Yes, I agree. I am not sure I agree with the reason. I think that there are many reasons, sometimes labeled as 'progress'. The primary reason is the competition which coerces the bands, the arrangers and the followers too to want to win so badly. The second may be the 'classically trained musician judges' who are more impressed with the form than the content arrangers quite rightly are arranging to impress the judges. The third is that the steelband has progressively lost its position as the leader of the street mas and the need for that big tune on the road has disappeared. You may remember that there was a time when steel band tune selection played a big part in determining the road march. So the panorama stage has become the steelbands' concert arena. The judges and the afficionados are now listening for other pleasures. Only the players continue to dance to their own music. Is it a good change or a bad change? I don't know.
Of course I know that Smooth and Trinidad All Stars continues to keep the dance and the jump in its Panaorama selections. I couldn't help that little plug.
To each its own, like everything else a change got to come. While the main stream played tunes made for pan by the calypsoians we have one man Boogsie who composed his own tune. He had a new vision for pan music, then men like Pelham, Smooth and the others caught on. In days of old Anthony Williams invented the Spider Web Pan because he wanted to add a little spice to the pan, Rudolph Charles invented Quatrophonics Pans, 12 Base and 9 Base Pans, Bertie Marshall invented the Amplified Pan. I was at Panorama 2010 and it was fantastic all bands played great except the last band.
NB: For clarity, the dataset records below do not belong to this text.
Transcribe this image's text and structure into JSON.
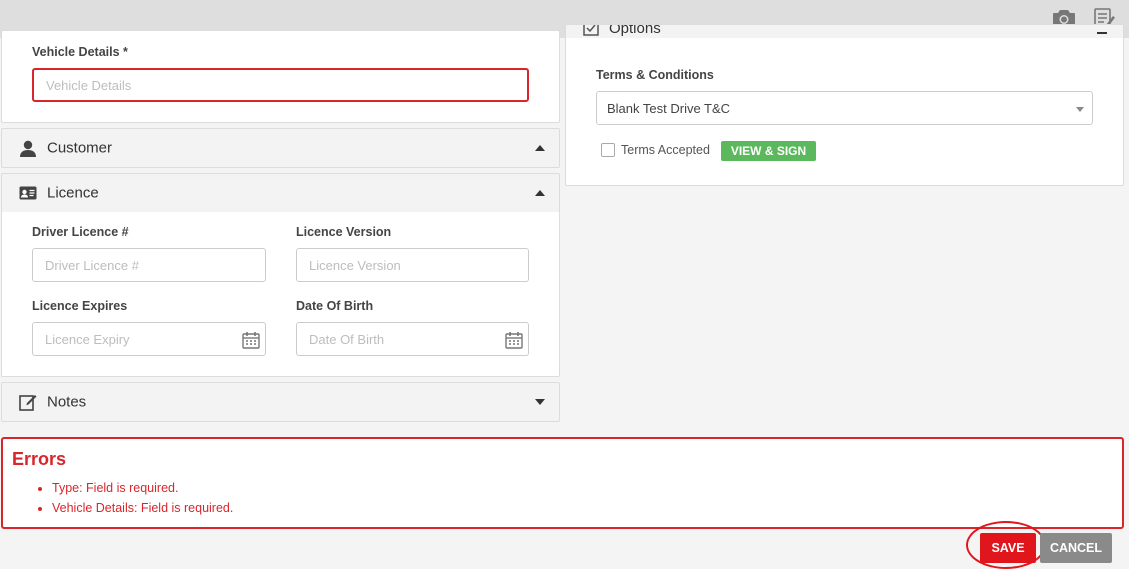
{
  "vehicle": {
    "label": "Vehicle Details *",
    "placeholder": "Vehicle Details"
  },
  "customer": {
    "title": "Customer",
    "icon": "user-icon"
  },
  "licence": {
    "title": "Licence",
    "icon": "id-card-icon",
    "driver_licence_label": "Driver Licence #",
    "driver_licence_placeholder": "Driver Licence #",
    "version_label": "Licence Version",
    "version_placeholder": "Licence Version",
    "expires_label": "Licence Expires",
    "expires_placeholder": "Licence Expiry",
    "dob_label": "Date Of Birth",
    "dob_placeholder": "Date Of Birth"
  },
  "notes": {
    "title": "Notes",
    "icon": "edit-icon"
  },
  "options": {
    "title": "Options",
    "terms_label": "Terms & Conditions",
    "terms_selected": "Blank Test Drive T&C",
    "terms_accepted_label": "Terms Accepted",
    "view_sign_label": "VIEW & SIGN"
  },
  "errors": {
    "title": "Errors",
    "items": [
      "Type: Field is required.",
      "Vehicle Details: Field is required."
    ]
  },
  "actions": {
    "save_label": "SAVE",
    "cancel_label": "CANCEL"
  },
  "colors": {
    "error": "#d9262c",
    "save": "#e0161c",
    "cancel": "#8a8a8a",
    "view_sign": "#5cb85c"
  }
}
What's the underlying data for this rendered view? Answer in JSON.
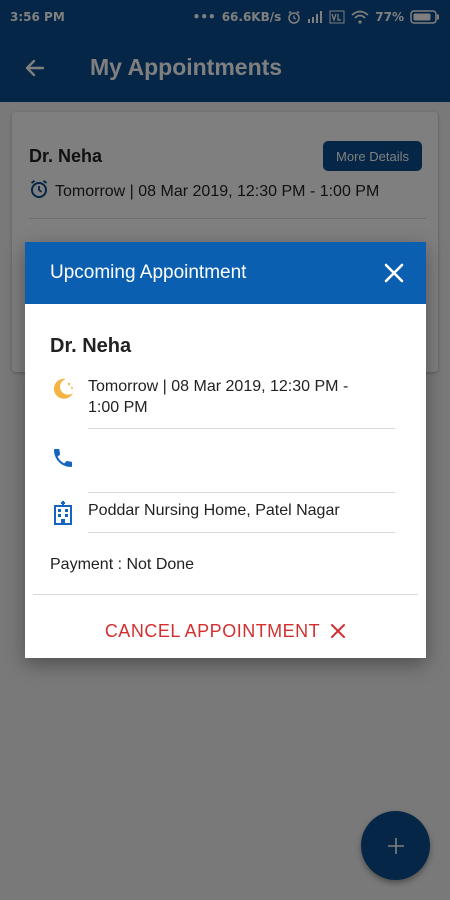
{
  "status_bar": {
    "time": "3:56 PM",
    "dots": "•••",
    "network_speed": "66.6KB/s",
    "battery": "77%",
    "icons": [
      "alarm-icon",
      "signal-icon",
      "volte-icon",
      "wifi-icon",
      "battery-icon"
    ]
  },
  "app_bar": {
    "title": "My Appointments",
    "back_icon": "arrow-back-icon"
  },
  "list": {
    "items": [
      {
        "doctor": "Dr. Neha",
        "time": "Tomorrow | 08 Mar 2019, 12:30 PM - 1:00 PM",
        "more_label": "More Details"
      }
    ],
    "fab_icon": "plus-icon"
  },
  "dialog": {
    "title": "Upcoming Appointment",
    "doctor": "Dr. Neha",
    "time_line1": "Tomorrow | 08 Mar 2019, 12:30 PM -",
    "time_line2": "1:00 PM",
    "phone": "",
    "location": "Poddar Nursing Home, Patel Nagar",
    "payment": "Payment : Not Done",
    "cancel_label": "CANCEL APPOINTMENT"
  },
  "colors": {
    "primary": "#0b4c8c",
    "dialog_header": "#0b5fb0",
    "cancel": "#d32f2f",
    "accent_icon": "#f5b342",
    "icon_blue": "#1565c0"
  }
}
Years ago steelband men were considered low class but now they are in demand, each band have their supporters and they go to the pan yard to listern to the runs of the tune, by the time Semi finals comes around you know the whole tune so u can sing along and dance freely. Give the arrangers and steelband men more credit, they have come a long way as Boogsie said "Do Something For Pan". Only real pan entuastics will support the art form, this is what the arrangers want to bring to the table, this is how he or she feels in their hearts then we need to appreciate that talent. Keep Pan Alive we must let the whole world know this music is worth embracing.
Your observation is so true, have we also forgotten when bands used to play on the move on the track. Very few bands can still do that. Actually that was one of the most important energies which was produced by the players and the supporters. Pan Trinbago, in attempt to portray a show to showcase to the world and also thinking of getting larger gate receipts, forgot the origin of this competition and the culture of people who created its development. Panorama in Trinidad evolved from the bowels of the poor just where the pan came from, supporters jumping and supporting their band, pushing pan , just taking part , however they could.
Do you remember the new era of Pan round the neck, when Tripolians had the most people on the track jumping?
But, that's the price of progress, is it really progress? or are we playing into the hands of larger countries who will beat us at their game.